What you will do:
Check each line of the material for the string "scale", and copy the lines that have it.

Provided entries:
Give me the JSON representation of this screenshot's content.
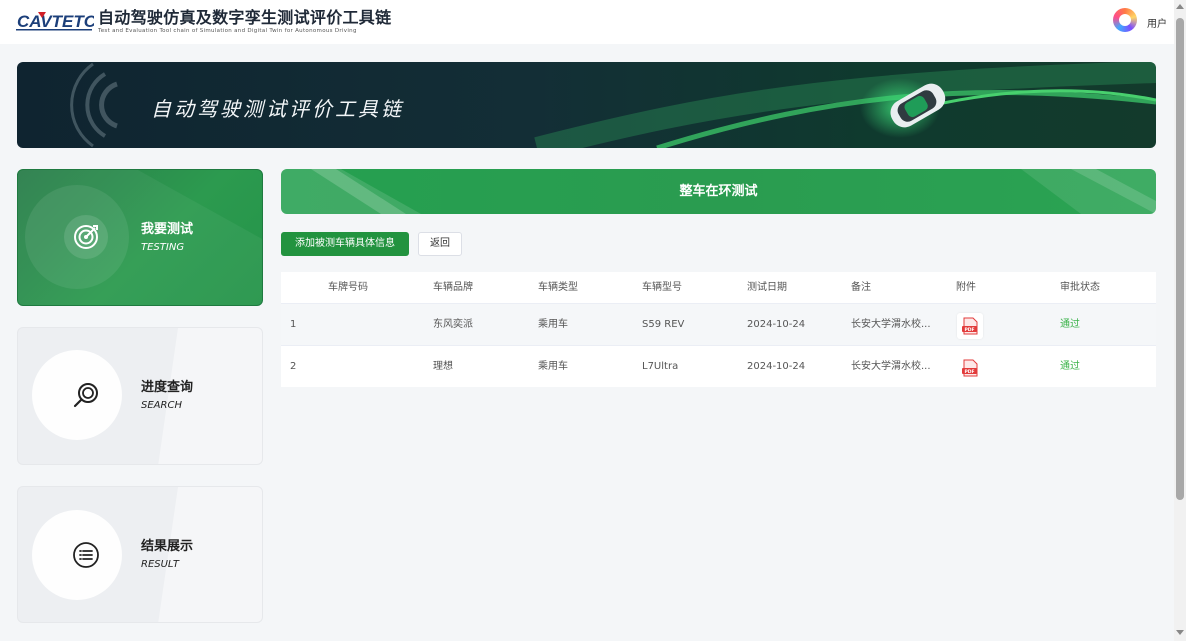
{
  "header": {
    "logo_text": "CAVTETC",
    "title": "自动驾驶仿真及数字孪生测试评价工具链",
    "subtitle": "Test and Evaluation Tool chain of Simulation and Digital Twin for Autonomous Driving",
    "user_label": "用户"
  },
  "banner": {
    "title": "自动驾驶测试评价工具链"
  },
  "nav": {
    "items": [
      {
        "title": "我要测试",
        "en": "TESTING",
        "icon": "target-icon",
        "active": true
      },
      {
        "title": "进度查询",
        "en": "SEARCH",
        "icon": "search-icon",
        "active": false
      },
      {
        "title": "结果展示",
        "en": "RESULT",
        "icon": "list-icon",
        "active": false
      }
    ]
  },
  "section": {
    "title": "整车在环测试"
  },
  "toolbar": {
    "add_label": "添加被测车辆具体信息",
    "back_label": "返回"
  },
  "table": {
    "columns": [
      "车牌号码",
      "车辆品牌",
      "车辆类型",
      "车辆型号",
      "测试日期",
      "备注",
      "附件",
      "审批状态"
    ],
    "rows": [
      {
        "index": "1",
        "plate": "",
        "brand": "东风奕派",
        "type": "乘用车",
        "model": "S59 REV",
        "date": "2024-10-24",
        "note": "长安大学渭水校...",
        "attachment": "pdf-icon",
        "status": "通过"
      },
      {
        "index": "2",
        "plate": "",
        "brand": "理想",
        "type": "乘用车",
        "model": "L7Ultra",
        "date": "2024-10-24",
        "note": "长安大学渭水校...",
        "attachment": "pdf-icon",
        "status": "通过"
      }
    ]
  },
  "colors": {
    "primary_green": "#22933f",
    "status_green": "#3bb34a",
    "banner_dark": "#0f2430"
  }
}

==

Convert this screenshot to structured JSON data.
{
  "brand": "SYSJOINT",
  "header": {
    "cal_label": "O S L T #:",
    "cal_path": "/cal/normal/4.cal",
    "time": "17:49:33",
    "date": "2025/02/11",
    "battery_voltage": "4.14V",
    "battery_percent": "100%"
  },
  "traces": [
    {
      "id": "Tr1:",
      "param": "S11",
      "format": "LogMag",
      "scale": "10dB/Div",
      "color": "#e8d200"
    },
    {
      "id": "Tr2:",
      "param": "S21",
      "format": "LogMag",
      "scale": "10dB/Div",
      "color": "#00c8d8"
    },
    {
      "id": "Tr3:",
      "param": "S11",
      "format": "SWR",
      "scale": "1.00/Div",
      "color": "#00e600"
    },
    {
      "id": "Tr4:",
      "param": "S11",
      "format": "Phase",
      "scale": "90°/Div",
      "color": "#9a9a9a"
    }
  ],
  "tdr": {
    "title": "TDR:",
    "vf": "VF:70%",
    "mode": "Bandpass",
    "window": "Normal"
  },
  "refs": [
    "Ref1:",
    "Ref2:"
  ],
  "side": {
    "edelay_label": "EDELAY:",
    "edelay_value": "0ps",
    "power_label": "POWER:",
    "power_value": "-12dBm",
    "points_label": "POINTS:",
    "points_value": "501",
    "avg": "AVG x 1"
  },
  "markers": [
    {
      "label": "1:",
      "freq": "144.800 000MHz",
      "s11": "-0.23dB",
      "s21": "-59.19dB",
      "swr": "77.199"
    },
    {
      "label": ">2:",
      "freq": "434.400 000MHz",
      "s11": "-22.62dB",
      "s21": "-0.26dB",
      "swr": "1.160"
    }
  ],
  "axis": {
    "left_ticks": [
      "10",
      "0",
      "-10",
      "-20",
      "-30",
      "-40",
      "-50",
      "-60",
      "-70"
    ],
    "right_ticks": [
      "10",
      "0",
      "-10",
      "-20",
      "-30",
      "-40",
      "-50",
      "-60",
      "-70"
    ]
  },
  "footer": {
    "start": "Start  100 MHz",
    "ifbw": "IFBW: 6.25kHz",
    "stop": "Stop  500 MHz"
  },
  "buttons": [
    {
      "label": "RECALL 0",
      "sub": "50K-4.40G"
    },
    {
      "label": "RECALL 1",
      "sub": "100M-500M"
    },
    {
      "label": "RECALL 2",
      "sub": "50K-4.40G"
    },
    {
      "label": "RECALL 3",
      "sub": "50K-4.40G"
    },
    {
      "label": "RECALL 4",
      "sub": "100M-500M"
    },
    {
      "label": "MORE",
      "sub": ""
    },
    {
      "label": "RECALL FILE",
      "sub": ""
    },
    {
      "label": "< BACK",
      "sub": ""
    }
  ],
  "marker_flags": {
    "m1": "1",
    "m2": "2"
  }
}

Answer section:
      "scale": "10dB/Div",
      "scale": "10dB/Div",
      "scale": "1.00/Div",
      "scale": "90°/Div",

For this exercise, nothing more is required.